Fill the Void is an interesting movie. It is written and directed by Rama Burshtein about a family and their sense of duty in a Hasidic community in Tel Aviv. While their faith doesn’t dictate their actions, it is part of the world that they live it.
Shira (Hadas Yaron) is an 18 year old lady. She is being matched to get married by her mother Rivka acted by Irit Sheleg. Every girl within her age is already married or eager to be married. Her old sister is married and pregnant with the first child. Shira is excited by the prospect but at the same time ambivalent about it.
During the family’s celebration of Purim, her older sister goes into labor. She dies while giving birth. This leaves Yochay acted by Yiftach Klein a widower with a new born child. Shira and her mother becomes the babysitter of the new baby.
Yochay finds himself wanting to remarry and have a wife who can help him raise the child. A match has been made as a candidate for Yochay’s new wife. She is a widow with children of her own and lives in Belgium.
Rivka is devastated by the news. She lost her daughter and now she has to live apart from her grandchild. As a solution to her problem, she wants Shira to marry Yochay. But there’s one problem. Shira wants to marry for love. No matter how much she likes and admires her brother-in-law, she can’t see herself as his wife.
Fill the Void manages to be set in a religious community without resorting to tackle issues of doctrine or dogma.
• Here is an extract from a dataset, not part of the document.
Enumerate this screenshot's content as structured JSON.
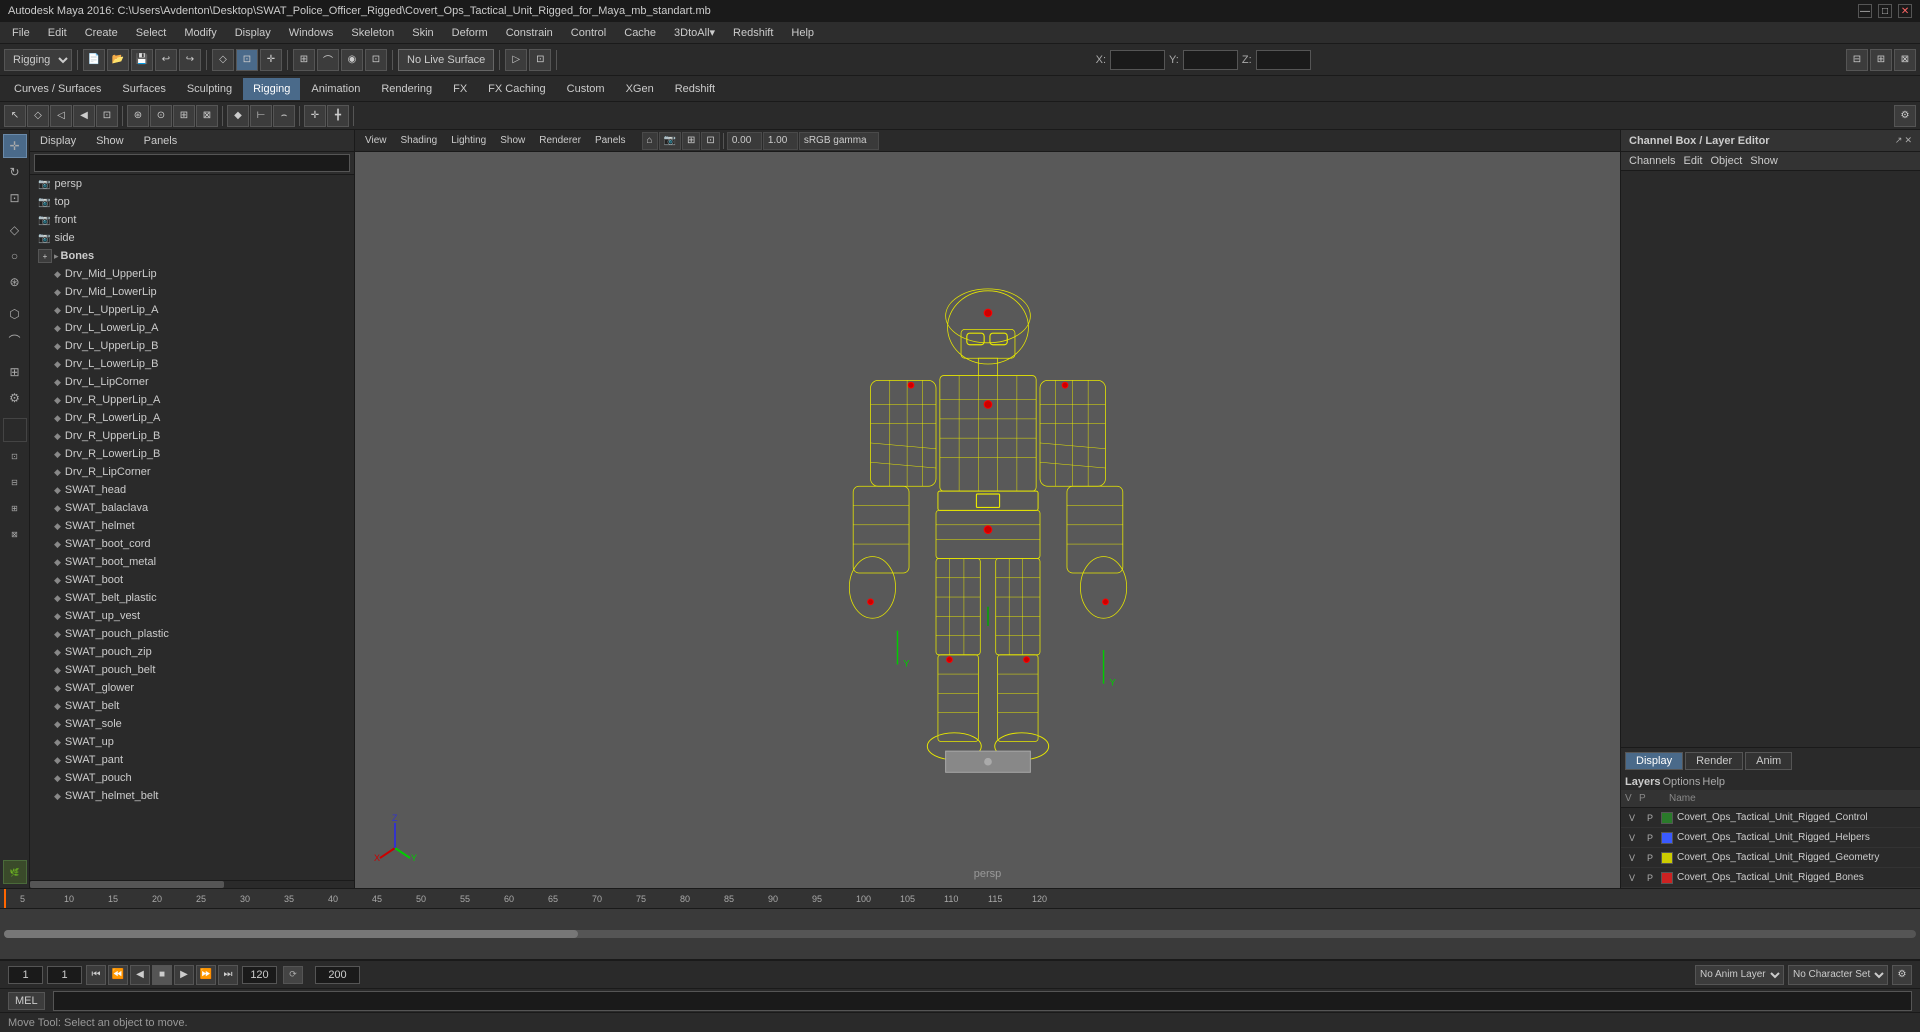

It is a movie worth watching and probably one of the best from Israeli cinema at present. It gives viewers a rare look into the lifestyle of the Orthodox Jews. The director is one but he makes the movie interesting for a secular audience.